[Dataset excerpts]
· · · · ·
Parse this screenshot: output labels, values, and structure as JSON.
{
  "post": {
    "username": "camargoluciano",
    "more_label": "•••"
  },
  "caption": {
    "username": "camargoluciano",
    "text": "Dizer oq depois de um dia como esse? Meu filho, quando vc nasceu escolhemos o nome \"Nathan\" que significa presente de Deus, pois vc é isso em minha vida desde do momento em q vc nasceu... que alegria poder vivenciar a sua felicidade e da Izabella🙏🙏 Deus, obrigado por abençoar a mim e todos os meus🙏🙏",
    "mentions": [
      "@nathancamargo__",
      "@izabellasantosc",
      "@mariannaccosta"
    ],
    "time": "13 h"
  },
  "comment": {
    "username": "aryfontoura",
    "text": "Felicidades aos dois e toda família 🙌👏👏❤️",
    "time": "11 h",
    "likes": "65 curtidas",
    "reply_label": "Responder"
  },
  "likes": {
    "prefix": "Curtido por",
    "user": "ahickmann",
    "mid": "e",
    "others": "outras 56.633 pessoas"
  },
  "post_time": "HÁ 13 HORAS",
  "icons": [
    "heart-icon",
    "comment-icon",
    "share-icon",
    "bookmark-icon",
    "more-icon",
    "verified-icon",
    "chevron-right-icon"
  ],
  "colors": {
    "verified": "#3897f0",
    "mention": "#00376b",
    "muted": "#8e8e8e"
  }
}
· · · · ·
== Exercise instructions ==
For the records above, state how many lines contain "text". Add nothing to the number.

== Written answer ==
2